1:57 - GR-87 SKELETON IN THE CUPBOARD (Green) – “You only got a minute,” Quick Draw launches.
2:22 - ‘FIREMAN’ (Shaindlin) – Quick Draw flies through air.
2:31 - GR-98 BY JIMINY! IT’S JUMBO BRIDGE No. 2 (Green) – “Time’s up,” Quick Draw and Baba crash through wall.
2:39 - GR-99 THE DIDDLECOMB HUNT (Green) – “The star witness,” take the stand, Good N. Meany on stand, “That’s my cue.”
3:25 - sad trombone music (?) – “Mom” shouts, judge tells “her” to proceed.
3:43 - PG-160G LIGHT MOVEMENT (Green) – “Mom” on stand, socks Quick Draw.
4:00 - fast circus chase music (?) – “And then with two lefts,” Quick Draw beaten up, “Any more questions?”
4:23 - GR-454 THE ARTFUL DODGER BRIDGE No. 1 (Green) – Quick Draw wearing chair.
4:28 - CRAZY GOOF (Shaindlin) – Baba on stand.
5:09 - CB-86A HIDE AND SEEK (Bluestone-Cadkin) – Meanys with guns, Baba runs out.
5:24 - GR-437 GATHERING THE PRODUCE (Green) – Meanys run.
5:30 - GR-455 THE ARTFUL DODGER BRIDGE No. 1 (Green) – Order in the court scene.
5:39 - rising scale music (Shaindlin) – Meanys run, flying stove, crash.
6:16 - CRAZY GOOF (Shaindlin) – Courtroom wrap-up scene.
6:43 - Quick Draw McGraw Sub End Title theme (Curtin).
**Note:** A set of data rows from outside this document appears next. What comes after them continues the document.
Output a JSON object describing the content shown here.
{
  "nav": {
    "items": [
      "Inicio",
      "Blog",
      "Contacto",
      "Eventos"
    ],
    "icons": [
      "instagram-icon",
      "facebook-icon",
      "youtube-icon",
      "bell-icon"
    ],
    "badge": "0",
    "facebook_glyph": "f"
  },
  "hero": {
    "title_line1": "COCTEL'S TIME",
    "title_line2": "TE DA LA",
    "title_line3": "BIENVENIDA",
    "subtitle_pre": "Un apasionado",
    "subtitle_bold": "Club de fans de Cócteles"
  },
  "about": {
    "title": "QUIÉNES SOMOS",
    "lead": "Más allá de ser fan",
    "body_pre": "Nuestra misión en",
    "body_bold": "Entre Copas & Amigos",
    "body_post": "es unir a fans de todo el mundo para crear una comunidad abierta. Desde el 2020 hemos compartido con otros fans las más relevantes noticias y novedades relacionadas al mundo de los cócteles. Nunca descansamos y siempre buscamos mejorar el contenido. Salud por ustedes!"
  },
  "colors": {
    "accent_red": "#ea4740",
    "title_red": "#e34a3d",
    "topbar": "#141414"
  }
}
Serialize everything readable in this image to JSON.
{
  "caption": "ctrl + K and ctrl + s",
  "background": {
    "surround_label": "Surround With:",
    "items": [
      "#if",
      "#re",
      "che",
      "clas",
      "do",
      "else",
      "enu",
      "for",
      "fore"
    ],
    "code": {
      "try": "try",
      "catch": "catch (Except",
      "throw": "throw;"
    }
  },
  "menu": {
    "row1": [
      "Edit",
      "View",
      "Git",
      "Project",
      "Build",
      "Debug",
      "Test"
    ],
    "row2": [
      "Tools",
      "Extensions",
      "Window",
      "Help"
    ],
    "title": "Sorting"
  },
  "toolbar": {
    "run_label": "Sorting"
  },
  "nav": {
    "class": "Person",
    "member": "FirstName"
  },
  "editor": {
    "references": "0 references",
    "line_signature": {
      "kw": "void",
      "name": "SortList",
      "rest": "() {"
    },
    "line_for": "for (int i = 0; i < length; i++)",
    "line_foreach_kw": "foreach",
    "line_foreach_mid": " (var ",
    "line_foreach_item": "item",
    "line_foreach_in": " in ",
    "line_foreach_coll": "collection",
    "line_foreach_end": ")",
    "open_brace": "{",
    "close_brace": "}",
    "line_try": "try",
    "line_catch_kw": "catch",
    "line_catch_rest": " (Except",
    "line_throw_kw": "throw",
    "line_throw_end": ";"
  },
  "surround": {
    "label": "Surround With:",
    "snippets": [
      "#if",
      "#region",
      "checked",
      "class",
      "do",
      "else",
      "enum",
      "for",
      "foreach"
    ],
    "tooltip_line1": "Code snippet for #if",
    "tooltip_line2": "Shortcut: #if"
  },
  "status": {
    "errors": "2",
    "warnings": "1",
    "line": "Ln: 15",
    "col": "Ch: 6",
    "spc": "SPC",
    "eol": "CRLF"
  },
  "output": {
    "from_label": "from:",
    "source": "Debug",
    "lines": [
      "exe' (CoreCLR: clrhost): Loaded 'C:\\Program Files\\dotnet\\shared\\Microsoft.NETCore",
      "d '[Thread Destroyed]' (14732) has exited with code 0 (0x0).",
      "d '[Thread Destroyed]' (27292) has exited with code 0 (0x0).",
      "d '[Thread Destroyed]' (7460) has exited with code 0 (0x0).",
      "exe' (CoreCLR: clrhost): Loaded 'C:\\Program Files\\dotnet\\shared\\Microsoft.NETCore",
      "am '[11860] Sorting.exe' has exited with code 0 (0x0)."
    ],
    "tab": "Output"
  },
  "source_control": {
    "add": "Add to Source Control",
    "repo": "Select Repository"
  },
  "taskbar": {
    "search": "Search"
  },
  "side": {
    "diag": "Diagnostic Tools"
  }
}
  1. John Kricfalusi included various references from this episode on his blog (, including the scene where the judge is being menaced by the evil lawyer of the Twin Meanies. These references are included on that two topics which he did about the Walter Clinton's artwork on the Quick Draw McGraw episodes.
    This Quick Draw McGraw episode brings the second appearance of the Twin Meanies.
    Do you remember of them? They appeared in the episode Choo-Choo Chumps, when they attempted to steal the passengers from a train.

  2. Here are additional snapshots from this Quick Draw McGraw episode which I've found in the John Kricfalusi's blog (

    - The terrible Good N. Meany and his lawyer (full of malevolent intentions), being introduced to the audiences by the narrator:

    - Close on Good N. Meany (still with that diabolical expression), who appears talking to the narrator:

    - Durn Meany, setting siege against Quick Draw and Baba Looey: